That was Washington’s last basket.

Jared Dudley made a pair of free throws on the Wizards next possession, and Neal added two more free throws with 23 seconds left.

And that was all the Wizards scoring in the quarter.

Washington, which entered the final period up seven, lost 101-87 after its 1-for-20 final-period shooting.

The six fourth-quarter points were the fewest by an NBA team in a quarter since Cavaliers scored six third-quarter points in a Jan. 26, 2014 loss to the Suns. Last time a team scored so few in a fourth quarter: Nov. 13, 2012, when the Raptors had five against the Pacers.

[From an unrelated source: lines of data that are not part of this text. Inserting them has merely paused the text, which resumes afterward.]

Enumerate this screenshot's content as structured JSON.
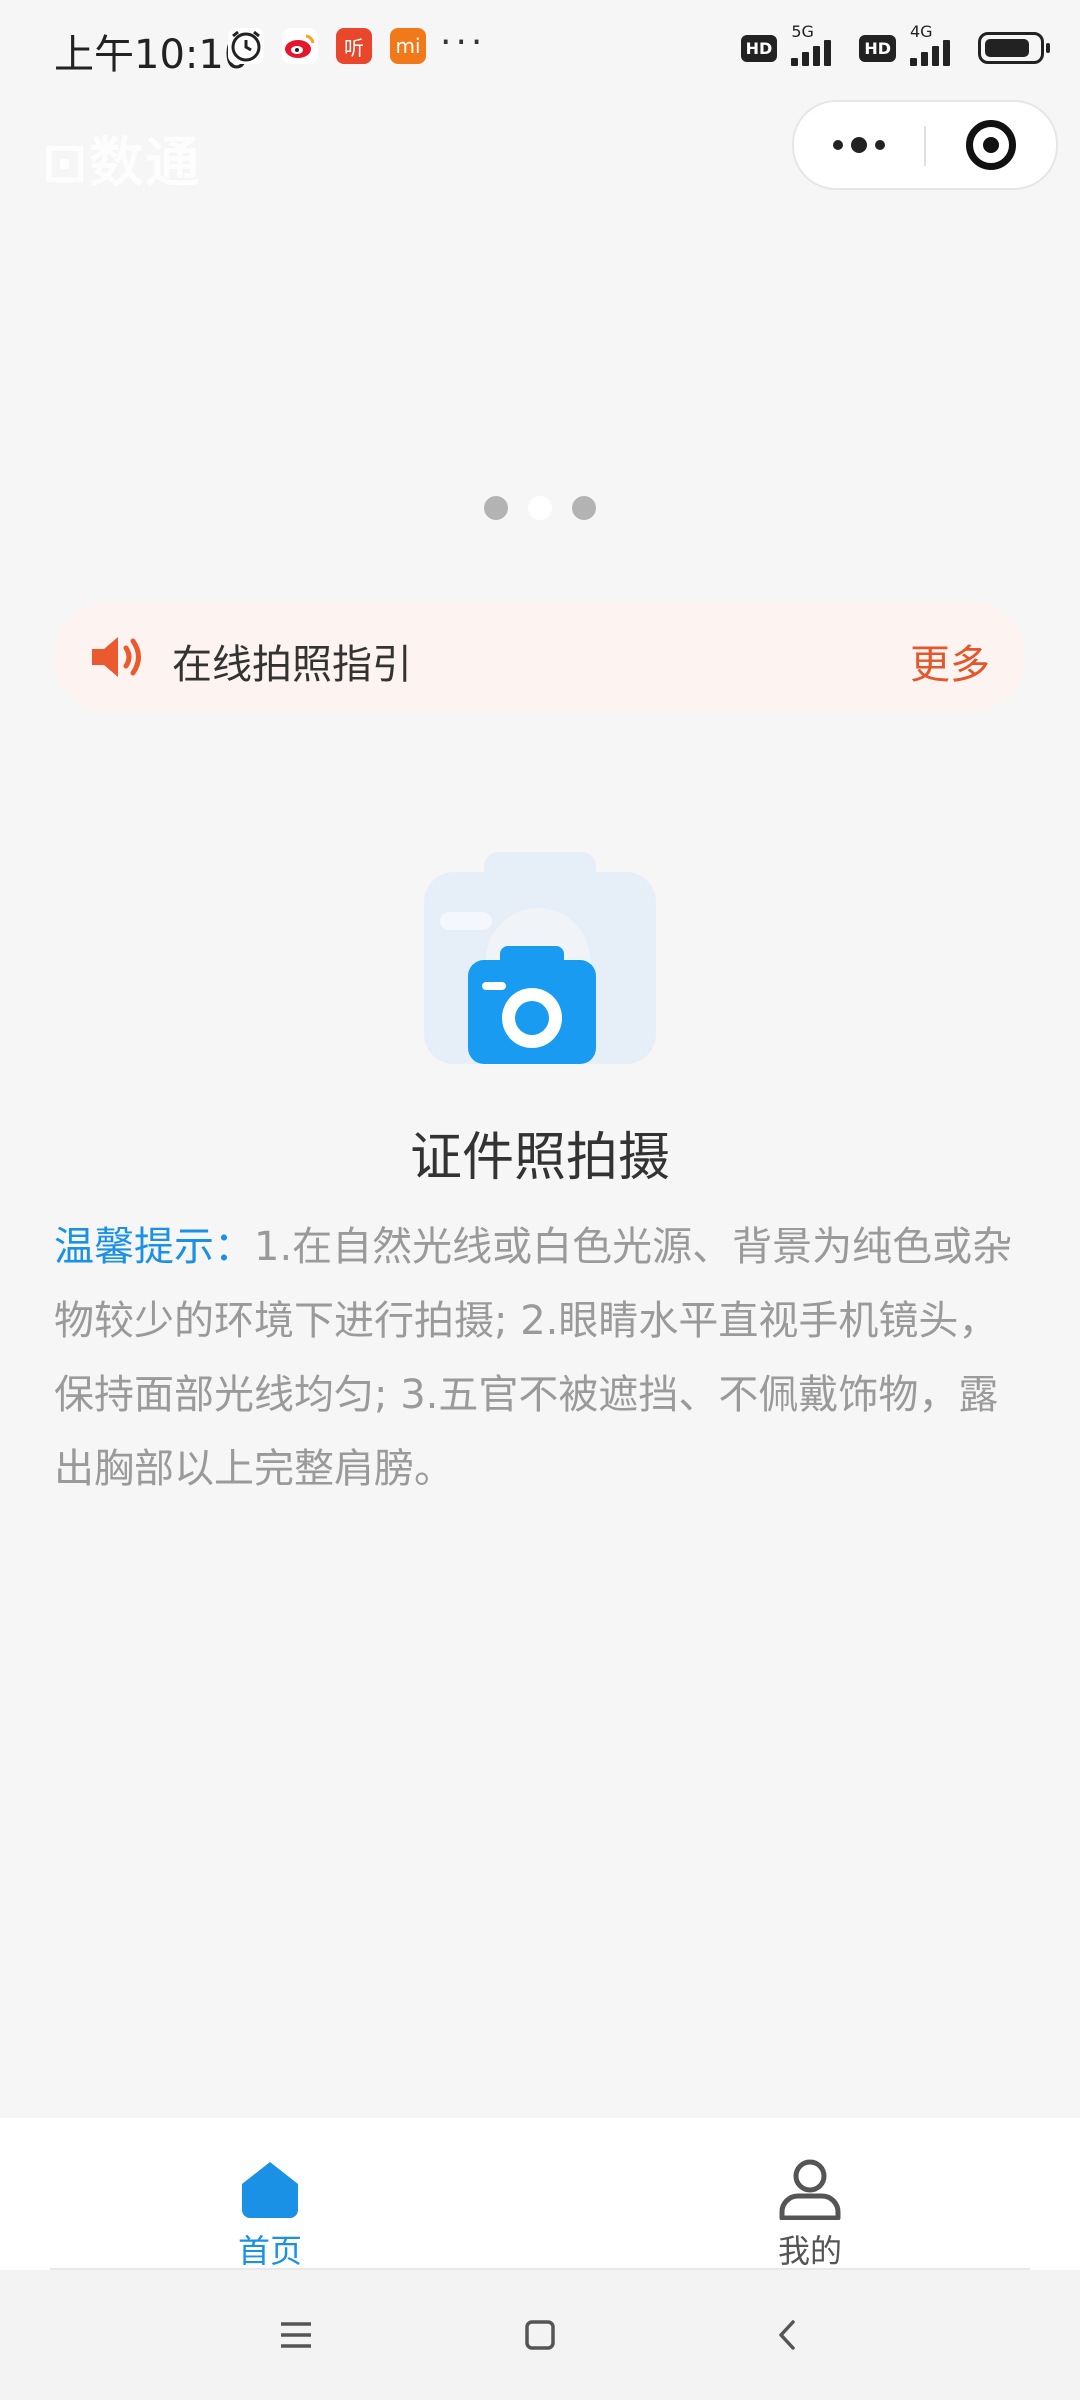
{
  "status_bar": {
    "time": "上午10:10",
    "network_labels": [
      "5G",
      "4G"
    ],
    "hd_label": "HD",
    "more_dots": "···"
  },
  "logo_text": "⊡数通",
  "carousel": {
    "dot_count": 3,
    "active_index": 1
  },
  "notice": {
    "text": "在线拍照指引",
    "more": "更多",
    "accent_color": "#e2572c"
  },
  "main": {
    "title": "证件照拍摄",
    "tip_label": "温馨提示：",
    "tip_text": "1.在自然光线或白色光源、背景为纯色或杂物较少的环境下进行拍摄; 2.眼睛水平直视手机镜头，保持面部光线均匀; 3.五官不被遮挡、不佩戴饰物，露出胸部以上完整肩膀。"
  },
  "tabbar": {
    "tabs": [
      {
        "label": "首页",
        "icon": "home-icon",
        "active": true
      },
      {
        "label": "我的",
        "icon": "person-icon",
        "active": false
      }
    ],
    "active_color": "#1b91e6"
  },
  "nav": {
    "buttons": [
      "menu-icon",
      "home-square-icon",
      "back-icon"
    ]
  }
}
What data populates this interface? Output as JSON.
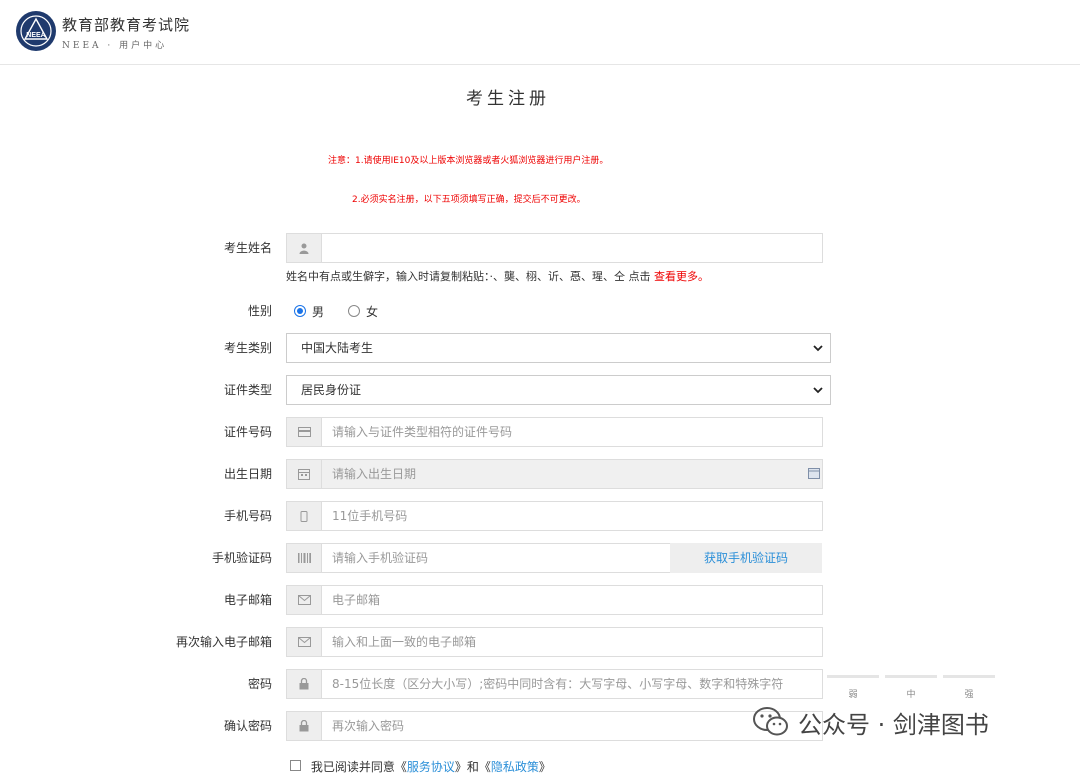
{
  "header": {
    "brand_cn": "教育部教育考试院",
    "brand_en": "NEEA · 用户中心",
    "logo_text": "NEEA"
  },
  "page_title": "考生注册",
  "notices": [
    "注意：1.请使用IE10及以上版本浏览器或者火狐浏览器进行用户注册。",
    "2.必须实名注册，以下五项须填写正确，提交后不可更改。"
  ],
  "form": {
    "name": {
      "label": "考生姓名",
      "value": ""
    },
    "name_hint": "姓名中有点或生僻字，输入时请复制粘贴：·、龑、栩、䜣、㥑、瑆、仝 点击",
    "name_hint_link": "查看更多。",
    "gender": {
      "label": "性别",
      "options": [
        "男",
        "女"
      ],
      "selected": "男"
    },
    "candidate_type": {
      "label": "考生类别",
      "value": "中国大陆考生"
    },
    "id_type": {
      "label": "证件类型",
      "value": "居民身份证"
    },
    "id_number": {
      "label": "证件号码",
      "placeholder": "请输入与证件类型相符的证件号码"
    },
    "birth_date": {
      "label": "出生日期",
      "placeholder": "请输入出生日期"
    },
    "mobile": {
      "label": "手机号码",
      "placeholder": "11位手机号码"
    },
    "sms_code": {
      "label": "手机验证码",
      "placeholder": "请输入手机验证码",
      "button": "获取手机验证码"
    },
    "email": {
      "label": "电子邮箱",
      "placeholder": "电子邮箱"
    },
    "email_confirm": {
      "label": "再次输入电子邮箱",
      "placeholder": "输入和上面一致的电子邮箱"
    },
    "password": {
      "label": "密码",
      "placeholder": "8-15位长度（区分大小写）;密码中同时含有：大写字母、小写字母、数字和特殊字符"
    },
    "password_strength": [
      "弱",
      "中",
      "强"
    ],
    "password_confirm": {
      "label": "确认密码",
      "placeholder": "再次输入密码"
    }
  },
  "terms": {
    "prefix": "我已阅读并同意《",
    "link1": "服务协议",
    "middle": "》和《",
    "link2": "隐私政策",
    "suffix": "》"
  },
  "watermark": "公众号 · 剑津图书",
  "colors": {
    "accent": "#2b8fd8",
    "notice": "#ee0000",
    "radio": "#1a73e8"
  }
}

At least Neal’s late free throws spared the Wizards further shame. Nobody has scored four or fewer points in a quarter since the Warriors managed just two in a Feb. 8, 2004 loss to the Raptors.

As it stands, this is one of only 44 times in the shot clock era a team has scored so few points in a quarter.